**Instructions to follow**
The answer should contain every entry below, copied exactly.

App and web page records
====

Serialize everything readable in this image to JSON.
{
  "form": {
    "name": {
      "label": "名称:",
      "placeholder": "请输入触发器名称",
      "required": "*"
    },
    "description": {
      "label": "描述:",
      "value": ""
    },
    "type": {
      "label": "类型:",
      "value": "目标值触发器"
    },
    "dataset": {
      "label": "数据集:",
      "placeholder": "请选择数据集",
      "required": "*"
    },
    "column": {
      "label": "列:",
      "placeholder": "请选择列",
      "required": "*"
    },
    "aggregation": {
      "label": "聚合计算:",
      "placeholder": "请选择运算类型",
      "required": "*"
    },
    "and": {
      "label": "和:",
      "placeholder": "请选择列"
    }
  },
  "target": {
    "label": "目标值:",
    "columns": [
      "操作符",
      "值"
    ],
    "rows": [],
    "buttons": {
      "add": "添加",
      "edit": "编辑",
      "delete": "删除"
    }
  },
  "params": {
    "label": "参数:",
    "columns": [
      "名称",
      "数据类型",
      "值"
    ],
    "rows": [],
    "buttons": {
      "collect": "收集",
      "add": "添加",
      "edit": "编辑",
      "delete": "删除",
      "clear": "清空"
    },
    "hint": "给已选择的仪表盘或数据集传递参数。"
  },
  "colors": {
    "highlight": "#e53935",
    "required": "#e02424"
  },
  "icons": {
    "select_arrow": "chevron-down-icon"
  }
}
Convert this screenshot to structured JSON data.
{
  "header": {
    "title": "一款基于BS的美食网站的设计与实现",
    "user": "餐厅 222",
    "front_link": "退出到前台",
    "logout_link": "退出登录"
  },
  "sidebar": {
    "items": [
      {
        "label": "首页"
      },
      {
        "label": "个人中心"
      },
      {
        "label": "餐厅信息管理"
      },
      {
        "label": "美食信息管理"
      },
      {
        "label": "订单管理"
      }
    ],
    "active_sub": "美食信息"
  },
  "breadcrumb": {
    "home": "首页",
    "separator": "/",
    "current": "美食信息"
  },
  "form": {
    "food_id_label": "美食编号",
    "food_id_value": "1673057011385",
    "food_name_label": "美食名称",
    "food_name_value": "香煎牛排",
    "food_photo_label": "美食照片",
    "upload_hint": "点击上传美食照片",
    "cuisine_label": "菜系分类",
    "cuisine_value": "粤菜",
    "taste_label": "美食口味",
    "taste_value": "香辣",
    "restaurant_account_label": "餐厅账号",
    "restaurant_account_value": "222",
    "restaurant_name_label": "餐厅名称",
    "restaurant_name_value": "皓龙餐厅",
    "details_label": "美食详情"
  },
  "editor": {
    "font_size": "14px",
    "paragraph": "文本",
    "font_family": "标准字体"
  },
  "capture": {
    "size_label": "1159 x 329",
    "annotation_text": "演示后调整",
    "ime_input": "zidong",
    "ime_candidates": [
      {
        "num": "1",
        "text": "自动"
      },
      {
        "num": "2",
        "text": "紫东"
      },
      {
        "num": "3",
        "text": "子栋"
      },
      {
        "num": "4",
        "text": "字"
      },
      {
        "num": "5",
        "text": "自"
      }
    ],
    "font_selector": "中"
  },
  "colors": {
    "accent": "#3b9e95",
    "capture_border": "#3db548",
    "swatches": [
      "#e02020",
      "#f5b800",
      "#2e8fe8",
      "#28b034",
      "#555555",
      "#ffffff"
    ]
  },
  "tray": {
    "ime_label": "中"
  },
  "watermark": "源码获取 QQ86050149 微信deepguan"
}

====

**Answer space**
Serialize everything readable in this image to JSON.
{
  "form": {
    "name": {
      "label": "名称:",
      "placeholder": "请输入触发器名称",
      "required": "*"
    },
    "description": {
      "label": "描述:",
      "value": ""
    },
    "type": {
      "label": "类型:",
      "value": "目标值触发器"
    },
    "dataset": {
      "label": "数据集:",
      "placeholder": "请选择数据集",
      "required": "*"
    },
    "column": {
      "label": "列:",
      "placeholder": "请选择列",
      "required": "*"
    },
    "aggregation": {
      "label": "聚合计算:",
      "placeholder": "请选择运算类型",
      "required": "*"
    },
    "and": {
      "label": "和:",
      "placeholder": "请选择列"
    }
  },
  "target": {
    "label": "目标值:",
    "columns": [
      "操作符",
      "值"
    ],
    "rows": [],
    "buttons": {
      "add": "添加",
      "edit": "编辑",
      "delete": "删除"
    }
  },
  "params": {
    "label": "参数:",
    "columns": [
      "名称",
      "数据类型",
      "值"
    ],
    "rows": [],
    "buttons": {
      "collect": "收集",
      "add": "添加",
      "edit": "编辑",
      "delete": "删除",
      "clear": "清空"
    },
    "hint": "给已选择的仪表盘或数据集传递参数。"
  },
  "colors": {
    "highlight": "#e53935",
    "required": "#e02424"
  },
  "icons": {
    "select_arrow": "chevron-down-icon"
  }
}
Convert this screenshot to structured JSON data.
{
  "header": {
    "title": "一款基于BS的美食网站的设计与实现",
    "user": "餐厅 222",
    "front_link": "退出到前台",
    "logout_link": "退出登录"
  },
  "sidebar": {
    "items": [
      {
        "label": "首页"
      },
      {
        "label": "个人中心"
      },
      {
        "label": "餐厅信息管理"
      },
      {
        "label": "美食信息管理"
      },
      {
        "label": "订单管理"
      }
    ],
    "active_sub": "美食信息"
  },
  "breadcrumb": {
    "home": "首页",
    "separator": "/",
    "current": "美食信息"
  },
  "form": {
    "food_id_label": "美食编号",
    "food_id_value": "1673057011385",
    "food_name_label": "美食名称",
    "food_name_value": "香煎牛排",
    "food_photo_label": "美食照片",
    "upload_hint": "点击上传美食照片",
    "cuisine_label": "菜系分类",
    "cuisine_value": "粤菜",
    "taste_label": "美食口味",
    "taste_value": "香辣",
    "restaurant_account_label": "餐厅账号",
    "restaurant_account_value": "222",
    "restaurant_name_label": "餐厅名称",
    "restaurant_name_value": "皓龙餐厅",
    "details_label": "美食详情"
  },
  "editor": {
    "font_size": "14px",
    "paragraph": "文本",
    "font_family": "标准字体"
  },
  "capture": {
    "size_label": "1159 x 329",
    "annotation_text": "演示后调整",
    "ime_input": "zidong",
    "ime_candidates": [
      {
        "num": "1",
        "text": "自动"
      },
      {
        "num": "2",
        "text": "紫东"
      },
      {
        "num": "3",
        "text": "子栋"
      },
      {
        "num": "4",
        "text": "字"
      },
      {
        "num": "5",
        "text": "自"
      }
    ],
    "font_selector": "中"
  },
  "colors": {
    "accent": "#3b9e95",
    "capture_border": "#3db548",
    "swatches": [
      "#e02020",
      "#f5b800",
      "#2e8fe8",
      "#28b034",
      "#555555",
      "#ffffff"
    ]
  },
  "tray": {
    "ime_label": "中"
  },
  "watermark": "源码获取 QQ86050149 微信deepguan"
}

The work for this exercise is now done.